Abbott also spoke about how her faith shaped her views on abortion, relating how her favorite place to play growing up was her family’s parish Church. She talked about how her and Governor Greg Abbott’s experience adopting their daughter Audrey solidified their belief that a woman’s decision to place her child for adoption is a brave and selfless choice.

First Lady Cecilia Abbott shares her family’s adoption story. Image courtesy Tigers for Life. 

The event was co-sponsored by several organizations, including Shavano Family Practice, Allied Women’s Center, A Woman’s Haven, LifeChoices Medical Clinic, Abortion Hurts, God Heals, and the Justice Foundation.

MLK March Fills Downtown San Antonio

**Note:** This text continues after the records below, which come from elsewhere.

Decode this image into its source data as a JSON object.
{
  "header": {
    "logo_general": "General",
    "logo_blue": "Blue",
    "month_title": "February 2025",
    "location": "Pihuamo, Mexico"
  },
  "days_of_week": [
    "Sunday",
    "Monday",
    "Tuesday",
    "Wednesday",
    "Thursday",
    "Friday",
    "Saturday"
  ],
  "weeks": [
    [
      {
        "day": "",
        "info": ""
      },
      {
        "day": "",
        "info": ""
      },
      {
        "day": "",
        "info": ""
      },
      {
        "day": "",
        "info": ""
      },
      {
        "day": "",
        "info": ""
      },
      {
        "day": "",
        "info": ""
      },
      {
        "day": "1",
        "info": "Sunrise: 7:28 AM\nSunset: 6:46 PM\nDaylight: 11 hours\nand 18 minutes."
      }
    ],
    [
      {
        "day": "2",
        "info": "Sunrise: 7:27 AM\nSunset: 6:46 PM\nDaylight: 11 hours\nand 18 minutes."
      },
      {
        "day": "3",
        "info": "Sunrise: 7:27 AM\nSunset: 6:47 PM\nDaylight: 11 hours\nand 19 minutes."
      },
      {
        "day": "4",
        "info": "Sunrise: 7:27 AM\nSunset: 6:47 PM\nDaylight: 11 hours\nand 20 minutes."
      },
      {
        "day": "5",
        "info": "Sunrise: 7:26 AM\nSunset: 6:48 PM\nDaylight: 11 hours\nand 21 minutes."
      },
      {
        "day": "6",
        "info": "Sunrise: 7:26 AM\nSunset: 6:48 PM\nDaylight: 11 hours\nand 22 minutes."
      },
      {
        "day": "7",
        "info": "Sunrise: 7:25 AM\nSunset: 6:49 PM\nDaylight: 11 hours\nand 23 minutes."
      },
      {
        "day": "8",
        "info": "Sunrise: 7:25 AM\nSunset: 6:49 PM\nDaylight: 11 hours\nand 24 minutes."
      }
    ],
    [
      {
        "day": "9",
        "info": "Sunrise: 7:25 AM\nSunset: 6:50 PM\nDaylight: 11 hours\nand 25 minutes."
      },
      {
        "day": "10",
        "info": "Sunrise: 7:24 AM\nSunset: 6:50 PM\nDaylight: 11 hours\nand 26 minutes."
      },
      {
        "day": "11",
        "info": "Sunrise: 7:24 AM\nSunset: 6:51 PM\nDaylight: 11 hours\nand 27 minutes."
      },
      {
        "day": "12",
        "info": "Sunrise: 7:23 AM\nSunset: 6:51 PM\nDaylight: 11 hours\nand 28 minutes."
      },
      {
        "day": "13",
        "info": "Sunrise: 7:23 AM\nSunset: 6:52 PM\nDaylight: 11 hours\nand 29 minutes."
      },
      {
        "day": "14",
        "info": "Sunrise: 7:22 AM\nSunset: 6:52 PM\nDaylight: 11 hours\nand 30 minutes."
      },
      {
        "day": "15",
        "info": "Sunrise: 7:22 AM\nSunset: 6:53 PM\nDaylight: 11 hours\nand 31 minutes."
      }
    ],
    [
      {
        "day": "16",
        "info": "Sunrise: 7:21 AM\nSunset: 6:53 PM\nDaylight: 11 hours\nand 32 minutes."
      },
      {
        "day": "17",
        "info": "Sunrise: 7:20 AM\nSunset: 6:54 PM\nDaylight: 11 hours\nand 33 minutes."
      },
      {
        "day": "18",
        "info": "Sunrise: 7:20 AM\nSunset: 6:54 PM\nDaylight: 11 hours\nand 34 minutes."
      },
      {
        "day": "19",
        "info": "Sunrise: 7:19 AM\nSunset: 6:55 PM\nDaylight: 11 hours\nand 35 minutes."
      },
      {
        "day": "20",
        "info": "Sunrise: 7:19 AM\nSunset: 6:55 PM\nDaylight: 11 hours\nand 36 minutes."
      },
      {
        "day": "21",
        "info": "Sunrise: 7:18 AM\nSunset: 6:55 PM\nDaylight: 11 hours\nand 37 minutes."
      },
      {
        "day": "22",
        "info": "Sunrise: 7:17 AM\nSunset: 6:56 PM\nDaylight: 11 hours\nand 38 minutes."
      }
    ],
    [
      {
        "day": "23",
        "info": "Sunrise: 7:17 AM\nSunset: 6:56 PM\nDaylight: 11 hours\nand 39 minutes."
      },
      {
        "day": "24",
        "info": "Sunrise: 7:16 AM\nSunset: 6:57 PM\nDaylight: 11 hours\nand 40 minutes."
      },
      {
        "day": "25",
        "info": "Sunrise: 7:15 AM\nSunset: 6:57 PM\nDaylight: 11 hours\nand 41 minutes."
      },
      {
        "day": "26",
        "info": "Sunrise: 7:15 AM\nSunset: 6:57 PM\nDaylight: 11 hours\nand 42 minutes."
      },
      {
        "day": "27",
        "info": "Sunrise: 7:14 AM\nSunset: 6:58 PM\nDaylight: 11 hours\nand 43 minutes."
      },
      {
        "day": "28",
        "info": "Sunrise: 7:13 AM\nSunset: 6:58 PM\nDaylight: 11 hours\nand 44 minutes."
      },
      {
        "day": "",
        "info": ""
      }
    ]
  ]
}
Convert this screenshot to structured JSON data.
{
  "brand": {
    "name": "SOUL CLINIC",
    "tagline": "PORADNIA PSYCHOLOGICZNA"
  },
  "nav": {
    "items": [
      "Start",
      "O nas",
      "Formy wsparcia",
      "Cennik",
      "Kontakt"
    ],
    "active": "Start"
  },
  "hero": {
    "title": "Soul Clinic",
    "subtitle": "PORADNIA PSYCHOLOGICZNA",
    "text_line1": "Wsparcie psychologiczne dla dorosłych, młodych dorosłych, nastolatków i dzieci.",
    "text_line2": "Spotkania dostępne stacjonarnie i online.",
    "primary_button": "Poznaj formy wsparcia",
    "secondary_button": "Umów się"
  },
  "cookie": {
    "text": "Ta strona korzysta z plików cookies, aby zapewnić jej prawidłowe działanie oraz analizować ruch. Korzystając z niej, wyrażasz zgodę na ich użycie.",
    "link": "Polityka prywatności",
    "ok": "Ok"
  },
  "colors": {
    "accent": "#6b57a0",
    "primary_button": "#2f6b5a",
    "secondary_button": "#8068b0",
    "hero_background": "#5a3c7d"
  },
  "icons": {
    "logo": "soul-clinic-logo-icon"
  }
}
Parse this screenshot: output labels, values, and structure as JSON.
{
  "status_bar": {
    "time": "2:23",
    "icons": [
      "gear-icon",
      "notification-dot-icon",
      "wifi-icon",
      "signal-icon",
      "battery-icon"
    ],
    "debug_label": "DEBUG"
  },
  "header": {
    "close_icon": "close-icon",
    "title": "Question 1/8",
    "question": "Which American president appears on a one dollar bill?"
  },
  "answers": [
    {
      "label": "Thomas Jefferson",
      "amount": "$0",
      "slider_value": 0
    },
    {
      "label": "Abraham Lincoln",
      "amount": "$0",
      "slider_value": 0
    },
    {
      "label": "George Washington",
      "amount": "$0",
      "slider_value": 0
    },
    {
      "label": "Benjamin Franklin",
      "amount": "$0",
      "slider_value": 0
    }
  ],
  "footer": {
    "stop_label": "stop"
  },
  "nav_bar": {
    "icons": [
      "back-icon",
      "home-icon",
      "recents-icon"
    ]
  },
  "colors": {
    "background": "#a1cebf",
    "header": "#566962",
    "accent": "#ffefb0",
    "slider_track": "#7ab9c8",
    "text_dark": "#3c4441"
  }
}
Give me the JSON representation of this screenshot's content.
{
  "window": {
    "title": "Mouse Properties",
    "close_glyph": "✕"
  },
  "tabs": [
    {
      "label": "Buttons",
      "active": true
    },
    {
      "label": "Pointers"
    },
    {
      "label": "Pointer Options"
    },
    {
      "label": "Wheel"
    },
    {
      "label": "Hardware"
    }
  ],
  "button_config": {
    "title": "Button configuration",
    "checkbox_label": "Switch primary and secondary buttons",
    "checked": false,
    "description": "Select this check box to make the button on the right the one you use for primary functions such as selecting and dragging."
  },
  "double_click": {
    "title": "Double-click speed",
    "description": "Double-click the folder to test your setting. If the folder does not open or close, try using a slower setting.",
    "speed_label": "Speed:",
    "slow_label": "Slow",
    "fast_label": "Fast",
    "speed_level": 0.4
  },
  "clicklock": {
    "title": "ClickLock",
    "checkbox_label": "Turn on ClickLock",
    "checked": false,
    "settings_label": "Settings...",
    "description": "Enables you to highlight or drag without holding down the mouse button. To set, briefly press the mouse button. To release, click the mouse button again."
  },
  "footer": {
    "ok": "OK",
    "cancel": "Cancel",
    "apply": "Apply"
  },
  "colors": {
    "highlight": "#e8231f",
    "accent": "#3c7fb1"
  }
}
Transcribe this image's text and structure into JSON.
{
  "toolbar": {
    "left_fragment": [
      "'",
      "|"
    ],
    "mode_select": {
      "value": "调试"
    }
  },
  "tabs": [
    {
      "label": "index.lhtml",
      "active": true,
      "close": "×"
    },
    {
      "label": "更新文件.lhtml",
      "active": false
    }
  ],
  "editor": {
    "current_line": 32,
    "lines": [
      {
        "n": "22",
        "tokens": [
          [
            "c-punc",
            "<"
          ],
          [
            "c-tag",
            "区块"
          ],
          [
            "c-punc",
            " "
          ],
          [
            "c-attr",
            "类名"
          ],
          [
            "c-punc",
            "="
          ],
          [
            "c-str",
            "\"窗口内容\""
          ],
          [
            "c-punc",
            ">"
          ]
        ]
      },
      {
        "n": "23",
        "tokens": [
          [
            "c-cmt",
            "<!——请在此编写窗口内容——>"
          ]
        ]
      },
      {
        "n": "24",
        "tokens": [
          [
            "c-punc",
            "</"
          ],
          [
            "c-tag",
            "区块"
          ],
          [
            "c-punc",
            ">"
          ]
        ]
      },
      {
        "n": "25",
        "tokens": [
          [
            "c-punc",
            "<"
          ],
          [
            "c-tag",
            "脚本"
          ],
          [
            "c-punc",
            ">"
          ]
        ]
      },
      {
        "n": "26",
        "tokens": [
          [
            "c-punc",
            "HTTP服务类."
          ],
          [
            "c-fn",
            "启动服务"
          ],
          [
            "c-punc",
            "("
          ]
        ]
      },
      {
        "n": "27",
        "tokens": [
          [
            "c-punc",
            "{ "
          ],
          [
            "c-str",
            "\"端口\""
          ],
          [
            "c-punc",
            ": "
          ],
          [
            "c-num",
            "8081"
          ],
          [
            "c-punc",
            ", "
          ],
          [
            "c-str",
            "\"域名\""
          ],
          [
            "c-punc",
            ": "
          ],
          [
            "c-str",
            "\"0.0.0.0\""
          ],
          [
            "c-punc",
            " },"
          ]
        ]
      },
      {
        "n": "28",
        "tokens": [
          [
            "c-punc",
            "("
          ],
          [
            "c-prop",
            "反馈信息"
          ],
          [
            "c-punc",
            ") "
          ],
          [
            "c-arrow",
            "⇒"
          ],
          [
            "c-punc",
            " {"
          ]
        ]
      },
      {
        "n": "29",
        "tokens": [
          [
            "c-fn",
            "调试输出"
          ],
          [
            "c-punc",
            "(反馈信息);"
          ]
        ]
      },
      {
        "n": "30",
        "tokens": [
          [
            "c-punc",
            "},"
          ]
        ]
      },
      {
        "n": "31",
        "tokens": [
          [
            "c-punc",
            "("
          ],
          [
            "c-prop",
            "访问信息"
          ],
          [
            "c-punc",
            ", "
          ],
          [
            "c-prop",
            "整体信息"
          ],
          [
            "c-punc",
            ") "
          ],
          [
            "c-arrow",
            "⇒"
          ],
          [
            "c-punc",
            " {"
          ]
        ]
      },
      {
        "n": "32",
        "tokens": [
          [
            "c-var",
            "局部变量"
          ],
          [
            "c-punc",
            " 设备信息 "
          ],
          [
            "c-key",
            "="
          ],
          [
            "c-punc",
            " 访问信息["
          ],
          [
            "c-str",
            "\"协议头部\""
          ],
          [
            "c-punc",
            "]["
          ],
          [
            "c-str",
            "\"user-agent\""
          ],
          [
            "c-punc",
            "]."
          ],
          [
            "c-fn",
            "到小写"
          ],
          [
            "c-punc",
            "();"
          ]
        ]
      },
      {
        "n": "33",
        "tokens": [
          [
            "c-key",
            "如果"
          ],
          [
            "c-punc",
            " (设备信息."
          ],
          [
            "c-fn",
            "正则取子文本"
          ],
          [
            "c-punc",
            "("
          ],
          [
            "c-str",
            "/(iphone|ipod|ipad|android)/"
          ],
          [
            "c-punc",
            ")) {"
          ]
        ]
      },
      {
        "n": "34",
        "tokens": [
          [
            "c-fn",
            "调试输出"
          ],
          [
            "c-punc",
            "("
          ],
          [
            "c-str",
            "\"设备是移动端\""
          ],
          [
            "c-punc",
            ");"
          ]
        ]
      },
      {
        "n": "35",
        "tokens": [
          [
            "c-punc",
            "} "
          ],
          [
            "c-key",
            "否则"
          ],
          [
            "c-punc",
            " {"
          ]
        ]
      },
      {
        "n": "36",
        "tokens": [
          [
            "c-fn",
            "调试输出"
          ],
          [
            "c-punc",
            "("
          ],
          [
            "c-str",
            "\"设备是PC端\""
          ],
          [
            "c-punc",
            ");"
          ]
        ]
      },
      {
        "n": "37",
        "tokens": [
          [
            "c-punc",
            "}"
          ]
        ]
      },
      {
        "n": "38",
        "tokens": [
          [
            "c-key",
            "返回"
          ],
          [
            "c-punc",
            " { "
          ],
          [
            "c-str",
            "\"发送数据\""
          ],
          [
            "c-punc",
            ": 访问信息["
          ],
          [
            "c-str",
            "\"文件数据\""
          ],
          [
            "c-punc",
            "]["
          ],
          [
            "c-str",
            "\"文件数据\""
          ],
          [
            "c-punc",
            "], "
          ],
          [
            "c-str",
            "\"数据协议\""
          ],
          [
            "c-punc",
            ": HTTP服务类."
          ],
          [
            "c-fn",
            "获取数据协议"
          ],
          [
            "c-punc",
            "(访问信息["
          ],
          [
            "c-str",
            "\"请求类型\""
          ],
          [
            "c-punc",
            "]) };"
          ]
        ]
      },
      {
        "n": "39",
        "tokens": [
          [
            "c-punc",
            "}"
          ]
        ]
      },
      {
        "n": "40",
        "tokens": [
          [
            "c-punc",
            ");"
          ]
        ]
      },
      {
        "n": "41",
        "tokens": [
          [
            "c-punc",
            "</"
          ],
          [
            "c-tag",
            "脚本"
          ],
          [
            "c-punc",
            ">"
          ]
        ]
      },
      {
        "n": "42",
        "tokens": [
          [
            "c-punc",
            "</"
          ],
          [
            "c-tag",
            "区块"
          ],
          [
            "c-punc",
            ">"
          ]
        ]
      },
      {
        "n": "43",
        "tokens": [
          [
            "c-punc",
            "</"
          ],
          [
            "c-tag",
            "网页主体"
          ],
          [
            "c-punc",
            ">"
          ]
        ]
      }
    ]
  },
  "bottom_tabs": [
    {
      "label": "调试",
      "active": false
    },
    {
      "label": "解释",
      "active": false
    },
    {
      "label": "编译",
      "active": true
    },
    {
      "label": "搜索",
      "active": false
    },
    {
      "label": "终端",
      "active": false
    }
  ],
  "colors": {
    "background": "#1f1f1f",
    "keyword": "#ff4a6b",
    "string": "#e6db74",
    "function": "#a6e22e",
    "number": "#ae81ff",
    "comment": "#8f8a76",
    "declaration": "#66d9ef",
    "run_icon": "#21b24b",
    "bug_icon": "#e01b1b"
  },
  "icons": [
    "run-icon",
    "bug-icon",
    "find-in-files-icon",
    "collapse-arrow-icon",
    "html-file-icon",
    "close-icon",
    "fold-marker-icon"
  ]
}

Martin Luther King, Jr. is one of the most influential African-Americans in modern US history.  Each January, the Martin Luther King Jr. Commission of San Antonio organize a march to commemorate his life and to honor his achievements.  This is one of the biggest MLK marches in the country. Approximately 300,000 people and communities participate in the San Antonio march every year.  

The nearly 3 mile march began at 10 am on Martin Luther King Dr. in downtown San Antonio.  Thousands of people brought signs, posters, banners, and other display items. Many “Black Lives Matter” signs were present.  One notable sign read, “There comes a time when silence is betrayal.” Signs, posters, and chants are pretty typical for a march.  However, this march was somewhat unique because stereo systems on the side of the road were blasting speeches from King.  The “I Have a Dream” speech was echoed along the street and some people were playing music and singing songs. The main attitude of the participants in the march seemed upbeat and passionate.

This march included many community organizations and universities which participated.  Trinity University’s Martin Luther King, Jr. Committee organized rides to and from the march for students who wished to participate in the march.  Many Trinity students find race issues to be important, and which is why the march matters so much to those students.

“Nowadays the march is to show solidarity within the community,” Josephine Van Houten, an international studies major at Trinity, said.

The issue of racial inequality also hits close to the heart for some students.  “As an African-American in America it does hit close to home for me,” said Chancie Calliham, a junior and political science major.  She further explains that “it’s great to see everyone come together as African-Americans and allies alike just to be here and show support for racial equality and justice in America.”

Other students explained how this march commemorates MLK’s lifetime and what he stood for.  Kievan Boudreaux-Bostic, a junior on the Martin Luther King, Jr. Committee from Trinity’s Diversity and Inclusion Office (DIO) believed that MLK stood for “Mainly nonviolent protests and loving thy enemy.”  Boudreaux-Bostic added that “he [MLK] was a really brave man because it’s hard to be nonviolent especially when people don’t respond with nonviolence.”

Being one of the biggest MLK marches in the country, this march’s high attendee turnout made an impact on lots of communities where the issue of racial injustice matters most to them.  The march was nonviolent, just as King advocated.